Mae Smith, Arthur Smith, William Chambers, Minnie Smith

Mae and Bill lived at 118 Plymouth St in Bridgewater, MA for about 25 years, then Brockton, MA for the next 10. At some point in the 1960’s they moved to Duarte, a small community outside of Los Angeles, CA. Mae died 1 Dec 19662, her husband Bill a year later.
They had one son for sure, William A Chambers, in 1917. There is another son that is listed in the 1940 census with the family [Edward], but I haven’t been able to find any other records of his relationship.

Son William was known as Billy Boy in the family.
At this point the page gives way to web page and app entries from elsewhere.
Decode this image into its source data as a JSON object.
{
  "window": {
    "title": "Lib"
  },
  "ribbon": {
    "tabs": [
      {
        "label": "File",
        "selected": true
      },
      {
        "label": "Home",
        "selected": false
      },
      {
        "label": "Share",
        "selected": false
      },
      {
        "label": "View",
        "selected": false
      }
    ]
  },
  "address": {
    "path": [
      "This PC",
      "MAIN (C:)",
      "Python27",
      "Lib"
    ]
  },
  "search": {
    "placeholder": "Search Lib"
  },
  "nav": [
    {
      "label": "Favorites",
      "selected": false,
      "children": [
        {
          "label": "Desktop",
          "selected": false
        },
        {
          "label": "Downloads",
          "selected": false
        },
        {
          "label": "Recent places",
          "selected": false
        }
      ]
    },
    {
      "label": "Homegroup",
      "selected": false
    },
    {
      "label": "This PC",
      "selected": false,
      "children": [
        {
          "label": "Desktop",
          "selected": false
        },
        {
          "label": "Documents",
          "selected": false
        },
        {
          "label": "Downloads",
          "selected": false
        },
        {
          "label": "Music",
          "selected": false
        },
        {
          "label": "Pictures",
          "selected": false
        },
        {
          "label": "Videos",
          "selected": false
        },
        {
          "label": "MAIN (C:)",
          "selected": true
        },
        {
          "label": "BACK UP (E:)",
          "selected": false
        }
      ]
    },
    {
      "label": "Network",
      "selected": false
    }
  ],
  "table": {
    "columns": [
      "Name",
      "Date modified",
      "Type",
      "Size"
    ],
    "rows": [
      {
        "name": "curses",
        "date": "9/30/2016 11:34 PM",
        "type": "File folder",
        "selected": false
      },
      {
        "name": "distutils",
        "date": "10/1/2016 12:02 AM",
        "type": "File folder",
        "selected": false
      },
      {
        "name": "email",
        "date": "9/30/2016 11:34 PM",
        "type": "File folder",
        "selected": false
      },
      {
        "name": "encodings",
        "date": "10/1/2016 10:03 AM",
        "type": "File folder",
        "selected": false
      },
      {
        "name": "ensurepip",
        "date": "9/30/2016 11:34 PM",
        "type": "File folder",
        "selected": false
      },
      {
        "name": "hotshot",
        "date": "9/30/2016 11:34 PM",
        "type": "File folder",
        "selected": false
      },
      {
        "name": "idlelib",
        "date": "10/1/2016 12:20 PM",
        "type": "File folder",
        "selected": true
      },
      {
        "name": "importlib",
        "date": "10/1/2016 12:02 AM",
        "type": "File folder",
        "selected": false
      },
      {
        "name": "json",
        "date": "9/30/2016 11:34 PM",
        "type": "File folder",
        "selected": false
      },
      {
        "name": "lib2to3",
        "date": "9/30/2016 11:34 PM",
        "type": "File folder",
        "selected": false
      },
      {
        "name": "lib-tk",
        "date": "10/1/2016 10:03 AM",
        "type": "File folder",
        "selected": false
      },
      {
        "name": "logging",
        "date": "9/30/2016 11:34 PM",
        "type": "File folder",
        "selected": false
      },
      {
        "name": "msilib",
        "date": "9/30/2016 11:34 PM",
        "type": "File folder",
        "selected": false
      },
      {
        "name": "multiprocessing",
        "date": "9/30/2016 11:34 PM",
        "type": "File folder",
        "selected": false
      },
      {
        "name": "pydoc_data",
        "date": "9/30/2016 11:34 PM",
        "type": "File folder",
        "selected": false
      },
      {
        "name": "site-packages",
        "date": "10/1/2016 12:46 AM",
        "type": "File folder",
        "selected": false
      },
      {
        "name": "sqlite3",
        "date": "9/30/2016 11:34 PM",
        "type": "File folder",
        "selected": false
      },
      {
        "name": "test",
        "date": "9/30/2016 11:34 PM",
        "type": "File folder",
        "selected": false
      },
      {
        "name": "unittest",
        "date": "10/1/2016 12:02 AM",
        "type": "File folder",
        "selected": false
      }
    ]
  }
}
He also ended up in California and died 1 March 1988 in Carlsbad3. I’m not sure if he had a wife or any children, but if you or someone you know is connected, please contact me!

Back Row: William "Billy Boy" Chambers, Helen "Honey" Frost, Mae Smith Chambers, Minnie Smith. Middle Row: Jane "Ginger" Frost, Helen Smith Frost. Front: Priscilla Frost. 1940 - 51 Hammond St, Bridgewater, MA

Back Row: William “Billy Boy” Chambers, Helen “Honey” Frost, Mae Smith Chambers, Minnie Smith. Middle Row: Jane “Ginger” Frost, Helen Smith Frost. Front: Priscilla Frost. 1940 – 51 Hammond St, Bridgewater, MA

This post is 9th in the 52 Ancestors in 52 Weeks challenge series.

[1] Births, Marriages and Death. Ancestry.com Massachusetts, Town and Vital Records, 1620-1988 [database on-line]. Provo, UT, USA: Ancestry.com Operations, Inc., 2011. Record of Marriage Intentions, Town of Bridgewater. Mae Smith and William Benjamin Chambers, filed 26 June 1916, issued 1 July 1916.
Original data: Town and City Clerks of Massachusetts. Massachusetts Vital and Town Records. Provo, UT: Holbrook Research Institute (Jay and Delene Holbrook).

[2] Ancestry.com. California, Death Index, 1940-1997 [database on-line]. Provo, UT, USA: Ancestry.com Operations Inc, 2000. Place: Los Angeles; Date: 1 Dec 1966; Social Security: 013109570. Ancestry.com. California, Death Index, 1940-1997 [database on-line]. Provo, UT, USA: Ancestry.com Operations Inc, 2000.

[3] Ancestry.com. California, Death Index, 1940-1997 [database on-line]. Provo, UT, USA: Ancestry.com Operations Inc, 2000. Place: San Diego; Date: 1 Mar 1988; Social Security: 031036503. Ancestry.com. California, Death Index, 1940-1997 [database on-line]. Provo, UT, USA: Ancestry.com Operations Inc, 2000.